What is a "dirty bomb" from Russian myths?


A radiological bomb or "dirty bomb" is a mixture of explosives, such as dynamite, and radioactive substances. It should not be confused with a nuclear weapon and an explosion at a nuclear power plant.


"Dirty bombs" are also called "weapons of terrorists", because they are primarily a tool of intimidation.


Why is it dangerous?


Although such a bomb cannot create a nuclear explosion, it can spread radioactive contamination in relatively small quantities and over limited distances.


The main danger of "dirty bombs" is the explosion itself, which can kill or injure people.


It is likely that the Russian Federation itself may resort to such provocations. How to save yourself?


• Head for cover and stay there.

• Listen to further instructions from authorities, emergency services or the police.


Is Ukraine really building a so-called "dirty bomb"?


Russia has repeatedly accused Ukraine of creating a bomb, but the aggressor has no direct evidence. In particular, this statement comes from the Russian general Igor Kirilov, responsible for radioactive substances, chemical and biological products.


He stated that the Ukrainians are creating a "dirty bomb" in order to accuse Russia of using it. Kyrylov also emphasized that the construction of this weapon "entered the final phase".


The reaction of the world community to the groundless accusations of the Russia of Ukraine regarding the production of a "dirty bomb"


The West, including Paris, London and Washington, jointly condemned Moscow's false claims. Kyiv, for its part, unequivocally rejected the accusations.


President Volodymyr Zelenskyi also mocked the Russian Federation's unsubstantiated claims during his daily address with the words: "various idiocies about Ukraine that come from Moscow".


In addition, in order to shed light on this issue, the head of Ukrainian diplomacy Dmytro Kuleba appealed to the International Atomic Energy Agency (IAEA) with a request to "urgently send experts" to two structures where, according to Russia, Ukraine is developing a "dirty bomb".


IAEA chief Rafael Grossi confirmed the visit "in the next few days", saying that one of the two sites had been inspected "a month ago" and that "no undeclared nuclear activity was detected".


Why does Moscow accuse Kyiv of creating this bomb?


According to Bruno Tertre, an employee of the Foundation for Strategic Studies, in an interview with the newspaper Libération, "Russia invents so-called sinister projects on the part of Ukraine either to justify in advance new acts of terror on its part, or to divert attention from more urgent risks".


In short, Russia will use this pretext to provoke a new escalation of the conflict.
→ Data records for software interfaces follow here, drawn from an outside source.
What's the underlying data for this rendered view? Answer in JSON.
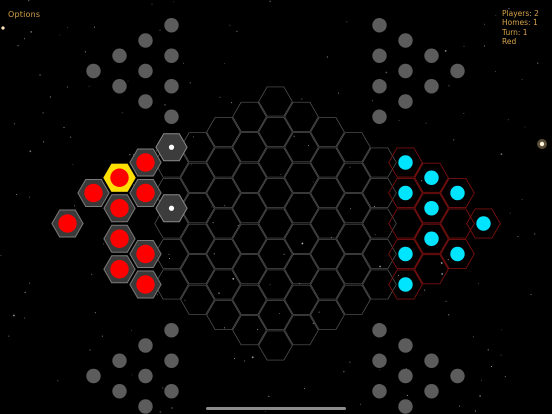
{
  "menu": {
    "options_label": "Options"
  },
  "status": {
    "players": "Players: 2",
    "homes": "Homes: 1",
    "turn": "Turn: 1",
    "current_player": "Red"
  },
  "colors": {
    "background": "#000000",
    "text": "#d4a24a",
    "grid_line": "#5a5a5a",
    "red_piece": "#ff0000",
    "cyan_piece": "#00e5ff",
    "selection_ring": "#ffe000",
    "inactive_home_dot": "#5c5c5c"
  },
  "board": {
    "red_pieces": 10,
    "cyan_pieces": 10,
    "selected_piece": "red",
    "move_targets": 2
  }
}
A cunning way to hide the failures it is experiencing in the south and east of Ukraine.


"No one will be fooled by an attempt to use this statement as a pretext for escalation," said a joint statement by the business ministers of several European countries.


NATO chief Jens Stoltenberg also denied these arguments on Twitter after a meeting with Pentagon chief Lloyd Austin and British defense minister Ben Wallace: "NATO allies reject this allegation. Russia should not use this as an excuse to 'escalate' the conflict in Ukraine".


Probably, this is a strategy of the Russian Federation, which can lead Russia to a preemptive strike on Ukraine. The day before, the US president warned Moscow that the use of nuclear weapons would be an "extremely serious mistake".


"If Russia uses a nuclear weapon or a dirty bomb, there will be consequences", - Pentagon spokesman General Pat Ryder told.